**WHAT THE TASK ASKS:**
All lines of the listing below must be reproduced character for character.

◆ ◆ ◆

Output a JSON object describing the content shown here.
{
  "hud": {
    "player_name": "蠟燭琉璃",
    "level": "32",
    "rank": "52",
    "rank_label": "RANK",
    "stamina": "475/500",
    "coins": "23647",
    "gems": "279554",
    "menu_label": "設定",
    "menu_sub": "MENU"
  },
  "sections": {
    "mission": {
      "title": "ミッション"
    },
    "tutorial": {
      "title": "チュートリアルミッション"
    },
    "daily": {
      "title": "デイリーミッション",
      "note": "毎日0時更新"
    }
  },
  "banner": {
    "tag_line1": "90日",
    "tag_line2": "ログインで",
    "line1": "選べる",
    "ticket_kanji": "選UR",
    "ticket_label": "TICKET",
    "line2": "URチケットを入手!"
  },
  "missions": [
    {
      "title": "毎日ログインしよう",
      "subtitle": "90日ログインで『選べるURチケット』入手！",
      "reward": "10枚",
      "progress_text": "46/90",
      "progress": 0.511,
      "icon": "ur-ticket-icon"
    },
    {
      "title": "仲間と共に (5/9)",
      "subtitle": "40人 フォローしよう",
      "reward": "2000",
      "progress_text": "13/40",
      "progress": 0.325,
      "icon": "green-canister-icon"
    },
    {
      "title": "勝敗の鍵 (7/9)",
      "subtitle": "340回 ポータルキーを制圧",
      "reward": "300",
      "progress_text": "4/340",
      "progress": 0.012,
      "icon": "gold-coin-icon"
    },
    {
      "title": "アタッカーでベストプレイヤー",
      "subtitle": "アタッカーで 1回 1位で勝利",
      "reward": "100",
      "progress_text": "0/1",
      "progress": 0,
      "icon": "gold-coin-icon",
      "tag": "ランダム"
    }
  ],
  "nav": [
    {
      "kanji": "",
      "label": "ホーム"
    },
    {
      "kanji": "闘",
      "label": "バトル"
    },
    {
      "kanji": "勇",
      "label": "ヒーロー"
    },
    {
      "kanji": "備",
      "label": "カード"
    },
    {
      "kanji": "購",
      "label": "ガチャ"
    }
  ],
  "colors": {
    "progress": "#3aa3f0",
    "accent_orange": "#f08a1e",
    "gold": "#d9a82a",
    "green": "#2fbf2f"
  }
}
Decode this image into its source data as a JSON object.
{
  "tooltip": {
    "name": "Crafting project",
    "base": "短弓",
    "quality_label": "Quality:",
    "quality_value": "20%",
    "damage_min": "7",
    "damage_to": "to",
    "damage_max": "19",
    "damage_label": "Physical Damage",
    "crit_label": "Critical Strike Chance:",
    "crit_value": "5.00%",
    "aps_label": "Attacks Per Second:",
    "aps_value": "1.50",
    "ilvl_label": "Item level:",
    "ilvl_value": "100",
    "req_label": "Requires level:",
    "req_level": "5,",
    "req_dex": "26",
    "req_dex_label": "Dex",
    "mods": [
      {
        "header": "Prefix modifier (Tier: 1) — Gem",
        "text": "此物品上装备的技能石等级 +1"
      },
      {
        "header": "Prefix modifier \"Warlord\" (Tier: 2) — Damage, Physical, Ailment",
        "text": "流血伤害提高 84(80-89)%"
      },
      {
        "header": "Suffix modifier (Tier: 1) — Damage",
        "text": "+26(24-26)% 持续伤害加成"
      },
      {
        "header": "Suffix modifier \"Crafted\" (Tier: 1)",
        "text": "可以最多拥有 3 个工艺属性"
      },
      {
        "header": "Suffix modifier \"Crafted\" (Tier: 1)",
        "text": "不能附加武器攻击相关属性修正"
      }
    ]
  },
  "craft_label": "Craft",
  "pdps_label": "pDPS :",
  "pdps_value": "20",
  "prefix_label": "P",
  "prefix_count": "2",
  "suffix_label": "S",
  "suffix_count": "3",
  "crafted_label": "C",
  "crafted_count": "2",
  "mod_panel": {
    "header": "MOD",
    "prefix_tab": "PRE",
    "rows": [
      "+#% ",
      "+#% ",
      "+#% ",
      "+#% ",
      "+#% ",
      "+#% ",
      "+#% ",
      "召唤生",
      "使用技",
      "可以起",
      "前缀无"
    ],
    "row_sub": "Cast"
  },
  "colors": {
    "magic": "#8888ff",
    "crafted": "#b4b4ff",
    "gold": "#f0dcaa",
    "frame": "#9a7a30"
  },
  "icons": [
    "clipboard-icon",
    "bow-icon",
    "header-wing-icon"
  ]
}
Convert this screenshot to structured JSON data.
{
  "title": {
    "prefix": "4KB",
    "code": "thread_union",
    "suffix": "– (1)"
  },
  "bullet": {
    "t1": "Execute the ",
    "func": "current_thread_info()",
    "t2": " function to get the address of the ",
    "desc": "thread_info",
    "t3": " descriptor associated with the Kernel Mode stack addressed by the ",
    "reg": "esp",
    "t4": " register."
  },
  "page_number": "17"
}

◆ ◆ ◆

**SOLUTION FOR THIS PROBLEM:**
Output a JSON object describing the content shown here.
{
  "hud": {
    "player_name": "蠟燭琉璃",
    "level": "32",
    "rank": "52",
    "rank_label": "RANK",
    "stamina": "475/500",
    "coins": "23647",
    "gems": "279554",
    "menu_label": "設定",
    "menu_sub": "MENU"
  },
  "sections": {
    "mission": {
      "title": "ミッション"
    },
    "tutorial": {
      "title": "チュートリアルミッション"
    },
    "daily": {
      "title": "デイリーミッション",
      "note": "毎日0時更新"
    }
  },
  "banner": {
    "tag_line1": "90日",
    "tag_line2": "ログインで",
    "line1": "選べる",
    "ticket_kanji": "選UR",
    "ticket_label": "TICKET",
    "line2": "URチケットを入手!"
  },
  "missions": [
    {
      "title": "毎日ログインしよう",
      "subtitle": "90日ログインで『選べるURチケット』入手！",
      "reward": "10枚",
      "progress_text": "46/90",
      "progress": 0.511,
      "icon": "ur-ticket-icon"
    },
    {
      "title": "仲間と共に (5/9)",
      "subtitle": "40人 フォローしよう",
      "reward": "2000",
      "progress_text": "13/40",
      "progress": 0.325,
      "icon": "green-canister-icon"
    },
    {
      "title": "勝敗の鍵 (7/9)",
      "subtitle": "340回 ポータルキーを制圧",
      "reward": "300",
      "progress_text": "4/340",
      "progress": 0.012,
      "icon": "gold-coin-icon"
    },
    {
      "title": "アタッカーでベストプレイヤー",
      "subtitle": "アタッカーで 1回 1位で勝利",
      "reward": "100",
      "progress_text": "0/1",
      "progress": 0,
      "icon": "gold-coin-icon",
      "tag": "ランダム"
    }
  ],
  "nav": [
    {
      "kanji": "",
      "label": "ホーム"
    },
    {
      "kanji": "闘",
      "label": "バトル"
    },
    {
      "kanji": "勇",
      "label": "ヒーロー"
    },
    {
      "kanji": "備",
      "label": "カード"
    },
    {
      "kanji": "購",
      "label": "ガチャ"
    }
  ],
  "colors": {
    "progress": "#3aa3f0",
    "accent_orange": "#f08a1e",
    "gold": "#d9a82a",
    "green": "#2fbf2f"
  }
}
Decode this image into its source data as a JSON object.
{
  "tooltip": {
    "name": "Crafting project",
    "base": "短弓",
    "quality_label": "Quality:",
    "quality_value": "20%",
    "damage_min": "7",
    "damage_to": "to",
    "damage_max": "19",
    "damage_label": "Physical Damage",
    "crit_label": "Critical Strike Chance:",
    "crit_value": "5.00%",
    "aps_label": "Attacks Per Second:",
    "aps_value": "1.50",
    "ilvl_label": "Item level:",
    "ilvl_value": "100",
    "req_label": "Requires level:",
    "req_level": "5,",
    "req_dex": "26",
    "req_dex_label": "Dex",
    "mods": [
      {
        "header": "Prefix modifier (Tier: 1) — Gem",
        "text": "此物品上装备的技能石等级 +1"
      },
      {
        "header": "Prefix modifier \"Warlord\" (Tier: 2) — Damage, Physical, Ailment",
        "text": "流血伤害提高 84(80-89)%"
      },
      {
        "header": "Suffix modifier (Tier: 1) — Damage",
        "text": "+26(24-26)% 持续伤害加成"
      },
      {
        "header": "Suffix modifier \"Crafted\" (Tier: 1)",
        "text": "可以最多拥有 3 个工艺属性"
      },
      {
        "header": "Suffix modifier \"Crafted\" (Tier: 1)",
        "text": "不能附加武器攻击相关属性修正"
      }
    ]
  },
  "craft_label": "Craft",
  "pdps_label": "pDPS :",
  "pdps_value": "20",
  "prefix_label": "P",
  "prefix_count": "2",
  "suffix_label": "S",
  "suffix_count": "3",
  "crafted_label": "C",
  "crafted_count": "2",
  "mod_panel": {
    "header": "MOD",
    "prefix_tab": "PRE",
    "rows": [
      "+#% ",
      "+#% ",
      "+#% ",
      "+#% ",
      "+#% ",
      "+#% ",
      "+#% ",
      "召唤生",
      "使用技",
      "可以起",
      "前缀无"
    ],
    "row_sub": "Cast"
  },
  "colors": {
    "magic": "#8888ff",
    "crafted": "#b4b4ff",
    "gold": "#f0dcaa",
    "frame": "#9a7a30"
  },
  "icons": [
    "clipboard-icon",
    "bow-icon",
    "header-wing-icon"
  ]
}
Convert this screenshot to structured JSON data.
{
  "title": {
    "prefix": "4KB",
    "code": "thread_union",
    "suffix": "– (1)"
  },
  "bullet": {
    "t1": "Execute the ",
    "func": "current_thread_info()",
    "t2": " function to get the address of the ",
    "desc": "thread_info",
    "t3": " descriptor associated with the Kernel Mode stack addressed by the ",
    "reg": "esp",
    "t4": " register."
  },
  "page_number": "17"
}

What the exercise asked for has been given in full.